■ **Material provided**
# # # # # # #

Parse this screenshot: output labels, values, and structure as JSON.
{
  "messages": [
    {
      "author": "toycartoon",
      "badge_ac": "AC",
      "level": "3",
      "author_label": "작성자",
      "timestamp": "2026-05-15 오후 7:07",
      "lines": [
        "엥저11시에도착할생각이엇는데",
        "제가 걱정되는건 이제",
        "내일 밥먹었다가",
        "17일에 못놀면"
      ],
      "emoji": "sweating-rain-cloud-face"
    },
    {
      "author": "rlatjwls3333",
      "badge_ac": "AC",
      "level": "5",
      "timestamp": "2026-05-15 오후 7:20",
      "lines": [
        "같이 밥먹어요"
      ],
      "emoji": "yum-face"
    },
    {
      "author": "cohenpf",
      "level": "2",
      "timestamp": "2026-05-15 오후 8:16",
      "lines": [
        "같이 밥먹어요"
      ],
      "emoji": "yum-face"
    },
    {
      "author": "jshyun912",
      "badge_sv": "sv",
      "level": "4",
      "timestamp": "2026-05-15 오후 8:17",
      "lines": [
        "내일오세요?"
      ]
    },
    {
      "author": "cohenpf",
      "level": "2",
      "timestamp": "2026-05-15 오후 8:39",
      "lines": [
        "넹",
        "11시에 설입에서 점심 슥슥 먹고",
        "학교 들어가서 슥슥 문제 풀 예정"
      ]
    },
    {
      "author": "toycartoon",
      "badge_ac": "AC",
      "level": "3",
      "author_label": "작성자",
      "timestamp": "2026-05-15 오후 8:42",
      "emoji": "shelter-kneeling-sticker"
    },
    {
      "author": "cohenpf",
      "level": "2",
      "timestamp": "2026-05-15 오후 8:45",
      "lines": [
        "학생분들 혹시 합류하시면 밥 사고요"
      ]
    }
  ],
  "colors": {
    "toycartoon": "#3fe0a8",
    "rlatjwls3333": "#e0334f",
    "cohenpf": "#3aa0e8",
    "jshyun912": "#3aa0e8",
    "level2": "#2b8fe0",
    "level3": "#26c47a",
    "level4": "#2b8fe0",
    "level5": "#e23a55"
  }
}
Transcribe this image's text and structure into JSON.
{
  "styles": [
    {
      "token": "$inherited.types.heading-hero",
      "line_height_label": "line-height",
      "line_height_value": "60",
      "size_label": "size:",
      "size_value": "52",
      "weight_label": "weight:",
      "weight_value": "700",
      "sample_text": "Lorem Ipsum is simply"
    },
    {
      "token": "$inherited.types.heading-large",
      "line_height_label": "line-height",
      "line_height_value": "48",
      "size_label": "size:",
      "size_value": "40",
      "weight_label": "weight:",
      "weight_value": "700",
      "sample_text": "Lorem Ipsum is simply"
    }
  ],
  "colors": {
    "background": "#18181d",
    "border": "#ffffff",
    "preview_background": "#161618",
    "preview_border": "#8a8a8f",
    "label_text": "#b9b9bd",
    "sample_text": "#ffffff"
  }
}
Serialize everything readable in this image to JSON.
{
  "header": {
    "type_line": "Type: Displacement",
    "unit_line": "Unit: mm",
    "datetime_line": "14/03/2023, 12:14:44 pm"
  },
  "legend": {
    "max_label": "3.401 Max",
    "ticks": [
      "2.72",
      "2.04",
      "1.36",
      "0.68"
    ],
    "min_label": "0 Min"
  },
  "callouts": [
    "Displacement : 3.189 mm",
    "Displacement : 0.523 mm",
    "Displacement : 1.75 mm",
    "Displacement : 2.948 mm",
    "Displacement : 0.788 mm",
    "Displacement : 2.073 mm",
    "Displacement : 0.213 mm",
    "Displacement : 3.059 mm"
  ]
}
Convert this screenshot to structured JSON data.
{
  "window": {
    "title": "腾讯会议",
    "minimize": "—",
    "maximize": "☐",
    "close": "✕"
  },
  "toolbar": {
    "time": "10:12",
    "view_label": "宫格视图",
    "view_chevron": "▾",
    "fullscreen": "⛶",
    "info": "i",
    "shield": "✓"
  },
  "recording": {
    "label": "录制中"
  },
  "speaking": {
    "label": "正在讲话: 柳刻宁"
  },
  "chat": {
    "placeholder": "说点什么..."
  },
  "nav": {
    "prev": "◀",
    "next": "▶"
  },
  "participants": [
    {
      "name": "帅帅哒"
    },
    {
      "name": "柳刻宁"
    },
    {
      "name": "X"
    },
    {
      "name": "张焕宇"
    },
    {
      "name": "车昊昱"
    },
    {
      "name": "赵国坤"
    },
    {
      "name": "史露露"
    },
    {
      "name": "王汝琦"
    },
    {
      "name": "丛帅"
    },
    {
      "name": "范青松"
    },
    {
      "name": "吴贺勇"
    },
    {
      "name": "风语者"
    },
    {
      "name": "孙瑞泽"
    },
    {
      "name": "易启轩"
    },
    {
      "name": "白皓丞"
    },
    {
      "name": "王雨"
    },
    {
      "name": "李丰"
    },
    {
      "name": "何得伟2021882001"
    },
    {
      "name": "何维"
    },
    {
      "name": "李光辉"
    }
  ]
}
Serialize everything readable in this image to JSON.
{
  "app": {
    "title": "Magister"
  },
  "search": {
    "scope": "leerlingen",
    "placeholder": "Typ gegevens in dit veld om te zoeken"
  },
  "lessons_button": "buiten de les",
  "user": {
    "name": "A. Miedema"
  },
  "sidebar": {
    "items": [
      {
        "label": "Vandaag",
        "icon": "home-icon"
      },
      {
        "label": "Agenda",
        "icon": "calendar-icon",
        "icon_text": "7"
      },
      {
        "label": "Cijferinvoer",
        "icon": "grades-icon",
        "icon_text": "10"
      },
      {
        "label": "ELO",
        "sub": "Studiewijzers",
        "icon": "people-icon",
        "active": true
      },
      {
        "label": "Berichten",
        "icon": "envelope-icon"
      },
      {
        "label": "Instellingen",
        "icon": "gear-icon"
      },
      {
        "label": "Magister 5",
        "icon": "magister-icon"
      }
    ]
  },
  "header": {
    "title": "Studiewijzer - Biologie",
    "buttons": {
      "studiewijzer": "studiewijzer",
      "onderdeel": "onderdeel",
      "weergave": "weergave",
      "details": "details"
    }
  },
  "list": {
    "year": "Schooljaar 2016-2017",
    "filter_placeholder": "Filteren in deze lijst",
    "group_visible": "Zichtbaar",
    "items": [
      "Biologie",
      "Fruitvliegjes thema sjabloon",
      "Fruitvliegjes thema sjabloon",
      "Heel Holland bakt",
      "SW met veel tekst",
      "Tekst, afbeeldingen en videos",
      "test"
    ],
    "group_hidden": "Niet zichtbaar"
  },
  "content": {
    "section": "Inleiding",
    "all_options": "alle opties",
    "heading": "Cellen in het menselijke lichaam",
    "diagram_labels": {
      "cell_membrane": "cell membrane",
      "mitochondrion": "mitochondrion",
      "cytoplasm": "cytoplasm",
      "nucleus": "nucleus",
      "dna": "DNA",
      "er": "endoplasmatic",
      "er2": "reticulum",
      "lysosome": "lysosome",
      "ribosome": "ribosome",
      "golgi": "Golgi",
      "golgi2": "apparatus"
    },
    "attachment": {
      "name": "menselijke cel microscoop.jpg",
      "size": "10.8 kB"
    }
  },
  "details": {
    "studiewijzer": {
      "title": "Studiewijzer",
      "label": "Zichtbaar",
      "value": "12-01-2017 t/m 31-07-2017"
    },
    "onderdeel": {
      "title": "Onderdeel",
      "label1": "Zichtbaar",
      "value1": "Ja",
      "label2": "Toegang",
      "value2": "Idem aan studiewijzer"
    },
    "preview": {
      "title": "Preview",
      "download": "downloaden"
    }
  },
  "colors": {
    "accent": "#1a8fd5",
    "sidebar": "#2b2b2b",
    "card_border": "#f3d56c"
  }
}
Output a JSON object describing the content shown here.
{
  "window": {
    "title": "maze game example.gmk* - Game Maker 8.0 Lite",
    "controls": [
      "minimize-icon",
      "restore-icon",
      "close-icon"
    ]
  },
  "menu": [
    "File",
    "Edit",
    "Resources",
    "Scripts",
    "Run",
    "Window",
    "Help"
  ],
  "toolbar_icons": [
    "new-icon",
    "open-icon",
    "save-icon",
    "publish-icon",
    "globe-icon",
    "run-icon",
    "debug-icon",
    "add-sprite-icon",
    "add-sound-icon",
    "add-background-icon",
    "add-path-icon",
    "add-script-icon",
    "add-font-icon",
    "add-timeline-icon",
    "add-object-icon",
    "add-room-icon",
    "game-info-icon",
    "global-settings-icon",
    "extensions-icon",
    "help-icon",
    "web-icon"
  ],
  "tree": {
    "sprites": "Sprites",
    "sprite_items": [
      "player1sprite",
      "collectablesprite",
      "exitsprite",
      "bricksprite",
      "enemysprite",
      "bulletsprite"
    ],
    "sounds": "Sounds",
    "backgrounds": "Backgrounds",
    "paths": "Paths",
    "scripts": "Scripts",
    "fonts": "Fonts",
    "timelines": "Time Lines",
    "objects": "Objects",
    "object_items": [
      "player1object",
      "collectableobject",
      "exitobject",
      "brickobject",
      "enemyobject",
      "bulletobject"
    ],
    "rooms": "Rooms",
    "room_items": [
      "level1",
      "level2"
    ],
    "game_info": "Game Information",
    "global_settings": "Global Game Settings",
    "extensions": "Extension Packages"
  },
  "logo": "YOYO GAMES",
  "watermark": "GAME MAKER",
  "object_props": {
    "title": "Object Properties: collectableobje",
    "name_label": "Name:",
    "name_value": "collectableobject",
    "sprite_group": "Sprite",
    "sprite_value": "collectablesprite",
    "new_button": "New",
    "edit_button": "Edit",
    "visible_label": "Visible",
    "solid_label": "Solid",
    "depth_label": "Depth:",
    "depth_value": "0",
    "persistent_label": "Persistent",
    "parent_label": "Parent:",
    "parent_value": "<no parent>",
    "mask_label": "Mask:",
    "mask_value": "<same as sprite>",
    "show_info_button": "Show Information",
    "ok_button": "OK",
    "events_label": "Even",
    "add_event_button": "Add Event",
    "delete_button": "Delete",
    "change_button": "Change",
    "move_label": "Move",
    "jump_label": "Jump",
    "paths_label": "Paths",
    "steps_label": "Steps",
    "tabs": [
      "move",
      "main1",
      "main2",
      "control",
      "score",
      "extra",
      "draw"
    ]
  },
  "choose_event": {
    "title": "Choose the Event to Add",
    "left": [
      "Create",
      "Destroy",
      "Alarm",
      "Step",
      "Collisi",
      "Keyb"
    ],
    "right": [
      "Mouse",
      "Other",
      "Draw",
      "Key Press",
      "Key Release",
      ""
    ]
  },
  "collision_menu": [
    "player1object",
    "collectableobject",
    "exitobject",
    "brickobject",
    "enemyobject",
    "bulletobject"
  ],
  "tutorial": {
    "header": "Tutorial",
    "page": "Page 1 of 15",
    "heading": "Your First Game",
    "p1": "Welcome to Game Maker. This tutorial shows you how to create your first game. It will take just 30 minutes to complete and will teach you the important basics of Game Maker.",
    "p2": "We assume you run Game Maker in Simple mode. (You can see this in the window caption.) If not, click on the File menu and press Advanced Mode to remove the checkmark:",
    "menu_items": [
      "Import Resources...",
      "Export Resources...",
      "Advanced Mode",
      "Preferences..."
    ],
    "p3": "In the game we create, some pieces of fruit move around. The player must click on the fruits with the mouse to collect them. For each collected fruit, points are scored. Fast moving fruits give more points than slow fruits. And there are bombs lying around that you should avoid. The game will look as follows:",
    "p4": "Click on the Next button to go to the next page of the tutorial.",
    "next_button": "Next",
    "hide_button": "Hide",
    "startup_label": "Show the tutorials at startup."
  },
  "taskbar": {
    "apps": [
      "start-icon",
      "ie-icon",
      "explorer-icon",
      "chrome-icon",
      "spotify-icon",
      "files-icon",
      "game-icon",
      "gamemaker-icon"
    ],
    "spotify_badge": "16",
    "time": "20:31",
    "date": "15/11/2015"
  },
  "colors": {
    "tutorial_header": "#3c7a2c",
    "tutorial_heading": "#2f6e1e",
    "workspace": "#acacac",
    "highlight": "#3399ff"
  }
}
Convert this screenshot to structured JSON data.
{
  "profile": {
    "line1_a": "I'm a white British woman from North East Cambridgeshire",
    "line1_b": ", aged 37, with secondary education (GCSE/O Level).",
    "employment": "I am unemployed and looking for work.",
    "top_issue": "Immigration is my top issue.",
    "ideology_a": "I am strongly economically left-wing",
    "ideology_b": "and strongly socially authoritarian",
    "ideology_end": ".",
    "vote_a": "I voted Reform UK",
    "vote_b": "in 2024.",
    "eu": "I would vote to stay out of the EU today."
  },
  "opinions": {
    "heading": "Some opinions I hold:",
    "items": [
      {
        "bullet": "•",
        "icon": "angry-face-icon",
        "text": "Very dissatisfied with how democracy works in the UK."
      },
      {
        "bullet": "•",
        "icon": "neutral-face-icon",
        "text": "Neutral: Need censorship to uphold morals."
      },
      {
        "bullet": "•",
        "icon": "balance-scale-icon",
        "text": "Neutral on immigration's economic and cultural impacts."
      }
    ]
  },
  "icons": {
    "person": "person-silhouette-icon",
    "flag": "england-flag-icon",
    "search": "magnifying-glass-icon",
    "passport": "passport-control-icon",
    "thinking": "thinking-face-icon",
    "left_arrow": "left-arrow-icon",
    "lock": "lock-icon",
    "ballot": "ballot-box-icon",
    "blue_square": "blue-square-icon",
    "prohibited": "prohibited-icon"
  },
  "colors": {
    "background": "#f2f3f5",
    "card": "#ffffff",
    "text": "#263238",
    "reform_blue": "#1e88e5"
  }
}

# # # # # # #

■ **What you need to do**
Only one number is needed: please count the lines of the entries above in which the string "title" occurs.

■ **Exercise answer**
9